EXTRACTED RECORDS:
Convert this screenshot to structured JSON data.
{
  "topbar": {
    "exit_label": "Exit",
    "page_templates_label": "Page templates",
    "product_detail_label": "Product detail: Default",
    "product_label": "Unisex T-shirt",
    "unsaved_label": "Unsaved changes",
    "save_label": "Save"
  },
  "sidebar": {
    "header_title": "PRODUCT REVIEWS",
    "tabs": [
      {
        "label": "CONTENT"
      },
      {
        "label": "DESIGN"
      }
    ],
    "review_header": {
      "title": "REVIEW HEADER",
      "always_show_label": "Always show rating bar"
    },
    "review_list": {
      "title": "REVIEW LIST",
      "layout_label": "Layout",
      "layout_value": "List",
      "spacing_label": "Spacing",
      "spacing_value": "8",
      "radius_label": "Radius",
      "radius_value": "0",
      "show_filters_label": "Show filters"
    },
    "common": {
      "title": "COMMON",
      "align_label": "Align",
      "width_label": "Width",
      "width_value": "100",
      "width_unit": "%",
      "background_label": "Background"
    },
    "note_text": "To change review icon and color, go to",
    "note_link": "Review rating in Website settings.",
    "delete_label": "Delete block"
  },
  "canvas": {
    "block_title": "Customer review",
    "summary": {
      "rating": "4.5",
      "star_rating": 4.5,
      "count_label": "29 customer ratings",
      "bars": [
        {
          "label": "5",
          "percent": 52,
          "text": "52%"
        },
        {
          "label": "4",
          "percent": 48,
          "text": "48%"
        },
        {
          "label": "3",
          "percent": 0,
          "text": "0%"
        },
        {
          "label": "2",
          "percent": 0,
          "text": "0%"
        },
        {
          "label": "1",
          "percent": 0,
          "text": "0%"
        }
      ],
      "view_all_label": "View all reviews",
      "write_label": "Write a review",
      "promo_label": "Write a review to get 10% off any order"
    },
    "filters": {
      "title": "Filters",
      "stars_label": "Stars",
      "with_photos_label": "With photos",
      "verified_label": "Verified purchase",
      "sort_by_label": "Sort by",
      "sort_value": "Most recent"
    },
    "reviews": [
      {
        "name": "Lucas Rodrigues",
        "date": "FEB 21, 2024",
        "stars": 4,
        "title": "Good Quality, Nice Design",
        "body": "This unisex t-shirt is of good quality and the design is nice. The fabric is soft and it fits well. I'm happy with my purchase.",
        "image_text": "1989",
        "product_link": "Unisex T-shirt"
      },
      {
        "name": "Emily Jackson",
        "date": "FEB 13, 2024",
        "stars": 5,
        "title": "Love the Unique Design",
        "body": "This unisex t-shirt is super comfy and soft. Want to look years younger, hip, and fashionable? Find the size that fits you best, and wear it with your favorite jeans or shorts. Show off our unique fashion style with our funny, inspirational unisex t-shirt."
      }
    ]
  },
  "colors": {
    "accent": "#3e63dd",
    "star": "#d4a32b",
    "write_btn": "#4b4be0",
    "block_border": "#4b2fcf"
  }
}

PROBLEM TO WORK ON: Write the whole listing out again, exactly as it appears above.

ANSWER BOX:
Convert this screenshot to structured JSON data.
{
  "topbar": {
    "exit_label": "Exit",
    "page_templates_label": "Page templates",
    "product_detail_label": "Product detail: Default",
    "product_label": "Unisex T-shirt",
    "unsaved_label": "Unsaved changes",
    "save_label": "Save"
  },
  "sidebar": {
    "header_title": "PRODUCT REVIEWS",
    "tabs": [
      {
        "label": "CONTENT"
      },
      {
        "label": "DESIGN"
      }
    ],
    "review_header": {
      "title": "REVIEW HEADER",
      "always_show_label": "Always show rating bar"
    },
    "review_list": {
      "title": "REVIEW LIST",
      "layout_label": "Layout",
      "layout_value": "List",
      "spacing_label": "Spacing",
      "spacing_value": "8",
      "radius_label": "Radius",
      "radius_value": "0",
      "show_filters_label": "Show filters"
    },
    "common": {
      "title": "COMMON",
      "align_label": "Align",
      "width_label": "Width",
      "width_value": "100",
      "width_unit": "%",
      "background_label": "Background"
    },
    "note_text": "To change review icon and color, go to",
    "note_link": "Review rating in Website settings.",
    "delete_label": "Delete block"
  },
  "canvas": {
    "block_title": "Customer review",
    "summary": {
      "rating": "4.5",
      "star_rating": 4.5,
      "count_label": "29 customer ratings",
      "bars": [
        {
          "label": "5",
          "percent": 52,
          "text": "52%"
        },
        {
          "label": "4",
          "percent": 48,
          "text": "48%"
        },
        {
          "label": "3",
          "percent": 0,
          "text": "0%"
        },
        {
          "label": "2",
          "percent": 0,
          "text": "0%"
        },
        {
          "label": "1",
          "percent": 0,
          "text": "0%"
        }
      ],
      "view_all_label": "View all reviews",
      "write_label": "Write a review",
      "promo_label": "Write a review to get 10% off any order"
    },
    "filters": {
      "title": "Filters",
      "stars_label": "Stars",
      "with_photos_label": "With photos",
      "verified_label": "Verified purchase",
      "sort_by_label": "Sort by",
      "sort_value": "Most recent"
    },
    "reviews": [
      {
        "name": "Lucas Rodrigues",
        "date": "FEB 21, 2024",
        "stars": 4,
        "title": "Good Quality, Nice Design",
        "body": "This unisex t-shirt is of good quality and the design is nice. The fabric is soft and it fits well. I'm happy with my purchase.",
        "image_text": "1989",
        "product_link": "Unisex T-shirt"
      },
      {
        "name": "Emily Jackson",
        "date": "FEB 13, 2024",
        "stars": 5,
        "title": "Love the Unique Design",
        "body": "This unisex t-shirt is super comfy and soft. Want to look years younger, hip, and fashionable? Find the size that fits you best, and wear it with your favorite jeans or shorts. Show off our unique fashion style with our funny, inspirational unisex t-shirt."
      }
    ]
  },
  "colors": {
    "accent": "#3e63dd",
    "star": "#d4a32b",
    "write_btn": "#4b4be0",
    "block_border": "#4b2fcf"
  }
}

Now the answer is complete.